■ **Problem description**
Pull out every line with the word "Resize" from the entries below.

■ **Entries supplied**
━━━━━━━━━━━━━━━━

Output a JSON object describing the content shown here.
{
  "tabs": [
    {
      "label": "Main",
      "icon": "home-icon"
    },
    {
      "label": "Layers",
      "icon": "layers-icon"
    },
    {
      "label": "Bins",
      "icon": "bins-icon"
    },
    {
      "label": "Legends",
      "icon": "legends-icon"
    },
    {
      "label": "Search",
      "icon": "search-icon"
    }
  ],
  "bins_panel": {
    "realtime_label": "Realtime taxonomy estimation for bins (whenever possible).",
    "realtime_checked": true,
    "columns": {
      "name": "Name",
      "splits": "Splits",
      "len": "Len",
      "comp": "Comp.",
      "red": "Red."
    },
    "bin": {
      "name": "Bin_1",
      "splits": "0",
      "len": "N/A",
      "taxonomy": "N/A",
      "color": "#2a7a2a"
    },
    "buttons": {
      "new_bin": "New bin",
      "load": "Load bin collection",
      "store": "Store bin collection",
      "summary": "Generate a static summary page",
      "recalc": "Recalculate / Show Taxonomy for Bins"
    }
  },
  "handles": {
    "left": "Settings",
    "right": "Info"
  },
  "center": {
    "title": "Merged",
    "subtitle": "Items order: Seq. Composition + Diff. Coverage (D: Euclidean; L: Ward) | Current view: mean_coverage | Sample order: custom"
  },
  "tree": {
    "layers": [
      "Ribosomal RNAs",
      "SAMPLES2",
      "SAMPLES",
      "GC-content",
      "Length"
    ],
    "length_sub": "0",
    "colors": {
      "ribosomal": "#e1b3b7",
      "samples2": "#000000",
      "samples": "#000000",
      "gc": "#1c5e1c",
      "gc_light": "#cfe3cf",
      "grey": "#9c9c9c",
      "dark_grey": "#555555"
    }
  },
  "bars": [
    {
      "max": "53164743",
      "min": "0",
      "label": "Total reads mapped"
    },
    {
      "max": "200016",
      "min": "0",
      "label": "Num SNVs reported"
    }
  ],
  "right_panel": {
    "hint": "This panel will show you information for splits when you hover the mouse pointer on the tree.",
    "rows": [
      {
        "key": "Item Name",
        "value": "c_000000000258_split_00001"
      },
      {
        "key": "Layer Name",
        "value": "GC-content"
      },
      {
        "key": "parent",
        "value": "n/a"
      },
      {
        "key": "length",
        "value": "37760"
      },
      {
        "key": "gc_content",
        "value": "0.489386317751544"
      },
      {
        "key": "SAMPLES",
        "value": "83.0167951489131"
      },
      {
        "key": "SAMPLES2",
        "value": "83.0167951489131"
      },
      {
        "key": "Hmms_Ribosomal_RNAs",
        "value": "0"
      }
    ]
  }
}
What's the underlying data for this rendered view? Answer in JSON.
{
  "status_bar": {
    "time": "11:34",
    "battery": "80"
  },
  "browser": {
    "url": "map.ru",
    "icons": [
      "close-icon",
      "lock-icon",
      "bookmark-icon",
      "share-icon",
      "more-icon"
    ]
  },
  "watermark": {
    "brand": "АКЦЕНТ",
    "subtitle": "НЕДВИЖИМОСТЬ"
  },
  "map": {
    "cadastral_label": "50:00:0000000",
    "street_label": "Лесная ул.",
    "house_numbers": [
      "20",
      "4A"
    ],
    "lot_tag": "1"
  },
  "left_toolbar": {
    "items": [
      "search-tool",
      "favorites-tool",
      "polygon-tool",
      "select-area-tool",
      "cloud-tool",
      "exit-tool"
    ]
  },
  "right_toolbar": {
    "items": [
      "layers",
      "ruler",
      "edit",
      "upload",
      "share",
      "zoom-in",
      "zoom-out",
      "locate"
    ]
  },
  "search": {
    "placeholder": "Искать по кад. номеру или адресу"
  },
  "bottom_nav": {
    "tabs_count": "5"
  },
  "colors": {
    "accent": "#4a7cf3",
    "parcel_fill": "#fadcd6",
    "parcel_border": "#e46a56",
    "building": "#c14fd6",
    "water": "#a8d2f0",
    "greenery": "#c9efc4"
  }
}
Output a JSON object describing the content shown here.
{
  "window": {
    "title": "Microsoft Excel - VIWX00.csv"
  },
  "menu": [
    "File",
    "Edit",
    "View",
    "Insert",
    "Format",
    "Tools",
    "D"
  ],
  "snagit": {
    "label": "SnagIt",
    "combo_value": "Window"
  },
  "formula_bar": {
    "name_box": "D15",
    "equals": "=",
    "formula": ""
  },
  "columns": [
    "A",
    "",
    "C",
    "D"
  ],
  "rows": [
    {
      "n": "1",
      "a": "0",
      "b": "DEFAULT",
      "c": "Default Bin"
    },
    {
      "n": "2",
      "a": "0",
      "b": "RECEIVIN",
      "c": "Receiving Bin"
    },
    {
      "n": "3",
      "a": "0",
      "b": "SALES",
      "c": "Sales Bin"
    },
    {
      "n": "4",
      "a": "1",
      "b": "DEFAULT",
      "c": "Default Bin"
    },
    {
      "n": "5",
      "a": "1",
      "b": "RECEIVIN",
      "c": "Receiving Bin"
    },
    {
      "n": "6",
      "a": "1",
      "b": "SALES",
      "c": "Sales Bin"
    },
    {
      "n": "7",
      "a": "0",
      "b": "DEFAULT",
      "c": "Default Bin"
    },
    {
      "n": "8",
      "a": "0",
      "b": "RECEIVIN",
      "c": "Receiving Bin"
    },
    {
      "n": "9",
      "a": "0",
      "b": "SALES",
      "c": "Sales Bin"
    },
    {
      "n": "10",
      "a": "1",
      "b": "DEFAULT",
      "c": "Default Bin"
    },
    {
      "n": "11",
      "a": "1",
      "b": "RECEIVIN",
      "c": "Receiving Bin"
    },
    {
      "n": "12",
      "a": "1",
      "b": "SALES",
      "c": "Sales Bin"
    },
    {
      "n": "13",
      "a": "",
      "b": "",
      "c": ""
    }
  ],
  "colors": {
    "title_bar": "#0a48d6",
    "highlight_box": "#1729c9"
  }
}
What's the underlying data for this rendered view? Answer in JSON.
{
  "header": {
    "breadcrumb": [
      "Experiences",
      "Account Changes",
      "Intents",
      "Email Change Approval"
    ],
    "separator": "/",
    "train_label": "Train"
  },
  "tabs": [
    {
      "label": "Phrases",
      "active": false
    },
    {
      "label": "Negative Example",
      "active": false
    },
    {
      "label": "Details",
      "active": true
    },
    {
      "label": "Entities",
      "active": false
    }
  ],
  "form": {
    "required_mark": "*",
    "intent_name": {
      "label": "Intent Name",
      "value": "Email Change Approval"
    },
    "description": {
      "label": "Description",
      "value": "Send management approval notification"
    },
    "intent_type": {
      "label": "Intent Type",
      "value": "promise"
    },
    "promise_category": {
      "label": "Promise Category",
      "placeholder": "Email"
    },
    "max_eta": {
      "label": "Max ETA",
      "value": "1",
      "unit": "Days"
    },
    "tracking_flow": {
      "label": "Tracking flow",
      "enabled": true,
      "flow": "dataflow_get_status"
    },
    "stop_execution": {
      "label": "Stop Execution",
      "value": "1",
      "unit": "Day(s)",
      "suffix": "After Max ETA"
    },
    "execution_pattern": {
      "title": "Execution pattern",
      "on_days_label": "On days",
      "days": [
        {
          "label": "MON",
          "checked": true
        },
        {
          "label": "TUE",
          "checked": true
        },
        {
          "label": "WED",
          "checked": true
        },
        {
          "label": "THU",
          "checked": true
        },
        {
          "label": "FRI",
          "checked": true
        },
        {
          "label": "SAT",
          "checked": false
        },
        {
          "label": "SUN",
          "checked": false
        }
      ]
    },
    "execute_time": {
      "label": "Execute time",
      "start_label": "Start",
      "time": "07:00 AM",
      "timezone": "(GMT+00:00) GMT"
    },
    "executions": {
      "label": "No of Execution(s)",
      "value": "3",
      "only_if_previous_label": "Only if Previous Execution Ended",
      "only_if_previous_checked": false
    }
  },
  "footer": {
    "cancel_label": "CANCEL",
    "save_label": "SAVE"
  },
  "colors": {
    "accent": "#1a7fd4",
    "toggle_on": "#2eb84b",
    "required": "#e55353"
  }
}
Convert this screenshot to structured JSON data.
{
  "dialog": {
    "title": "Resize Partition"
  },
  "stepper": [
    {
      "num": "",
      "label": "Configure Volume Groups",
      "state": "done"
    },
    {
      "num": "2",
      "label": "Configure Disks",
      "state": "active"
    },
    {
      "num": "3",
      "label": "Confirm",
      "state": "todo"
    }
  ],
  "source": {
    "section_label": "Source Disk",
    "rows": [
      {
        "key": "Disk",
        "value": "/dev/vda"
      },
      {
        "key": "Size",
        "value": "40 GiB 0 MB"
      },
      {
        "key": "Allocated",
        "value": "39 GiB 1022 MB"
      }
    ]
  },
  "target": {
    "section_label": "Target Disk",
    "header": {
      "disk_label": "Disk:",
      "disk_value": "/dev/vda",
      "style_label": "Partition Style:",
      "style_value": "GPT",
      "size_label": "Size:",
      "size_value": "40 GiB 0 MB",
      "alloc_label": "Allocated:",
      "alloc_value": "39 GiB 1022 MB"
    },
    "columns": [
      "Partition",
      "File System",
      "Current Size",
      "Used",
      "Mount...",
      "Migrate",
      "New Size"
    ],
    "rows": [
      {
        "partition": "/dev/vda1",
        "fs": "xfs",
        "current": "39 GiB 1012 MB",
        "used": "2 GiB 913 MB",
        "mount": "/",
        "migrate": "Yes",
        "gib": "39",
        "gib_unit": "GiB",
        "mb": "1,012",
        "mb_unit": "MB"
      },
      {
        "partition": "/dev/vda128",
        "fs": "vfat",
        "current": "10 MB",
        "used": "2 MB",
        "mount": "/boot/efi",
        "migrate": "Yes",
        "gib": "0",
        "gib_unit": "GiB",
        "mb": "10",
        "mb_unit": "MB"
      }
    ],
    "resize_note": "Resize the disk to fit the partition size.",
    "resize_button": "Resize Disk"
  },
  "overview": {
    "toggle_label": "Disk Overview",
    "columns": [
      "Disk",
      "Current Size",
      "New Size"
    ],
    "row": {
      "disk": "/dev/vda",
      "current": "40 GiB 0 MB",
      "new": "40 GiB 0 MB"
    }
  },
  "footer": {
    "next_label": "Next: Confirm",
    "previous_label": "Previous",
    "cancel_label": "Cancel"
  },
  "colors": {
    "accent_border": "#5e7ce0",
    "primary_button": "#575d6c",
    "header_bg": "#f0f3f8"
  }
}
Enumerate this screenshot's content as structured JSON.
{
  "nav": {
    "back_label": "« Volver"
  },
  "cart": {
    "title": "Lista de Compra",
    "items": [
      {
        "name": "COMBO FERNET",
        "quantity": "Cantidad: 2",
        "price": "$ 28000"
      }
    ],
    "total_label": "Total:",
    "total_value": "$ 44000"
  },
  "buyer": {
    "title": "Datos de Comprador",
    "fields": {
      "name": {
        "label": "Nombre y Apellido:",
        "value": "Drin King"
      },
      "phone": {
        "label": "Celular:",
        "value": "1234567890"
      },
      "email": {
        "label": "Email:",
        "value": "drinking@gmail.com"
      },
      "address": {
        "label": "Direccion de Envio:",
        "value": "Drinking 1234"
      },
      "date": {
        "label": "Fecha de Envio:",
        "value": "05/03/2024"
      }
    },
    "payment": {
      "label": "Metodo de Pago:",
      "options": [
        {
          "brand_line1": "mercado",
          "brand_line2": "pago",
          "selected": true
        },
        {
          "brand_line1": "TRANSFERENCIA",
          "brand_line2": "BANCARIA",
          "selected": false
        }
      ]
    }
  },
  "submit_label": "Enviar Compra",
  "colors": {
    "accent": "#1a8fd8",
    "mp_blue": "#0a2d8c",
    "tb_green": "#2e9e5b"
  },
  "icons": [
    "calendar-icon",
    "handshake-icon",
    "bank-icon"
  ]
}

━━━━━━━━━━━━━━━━

■ **Result below**
    "title": "Resize Partition"
    "resize_note": "Resize the disk to fit the partition size.",
    "resize_button": "Resize Disk"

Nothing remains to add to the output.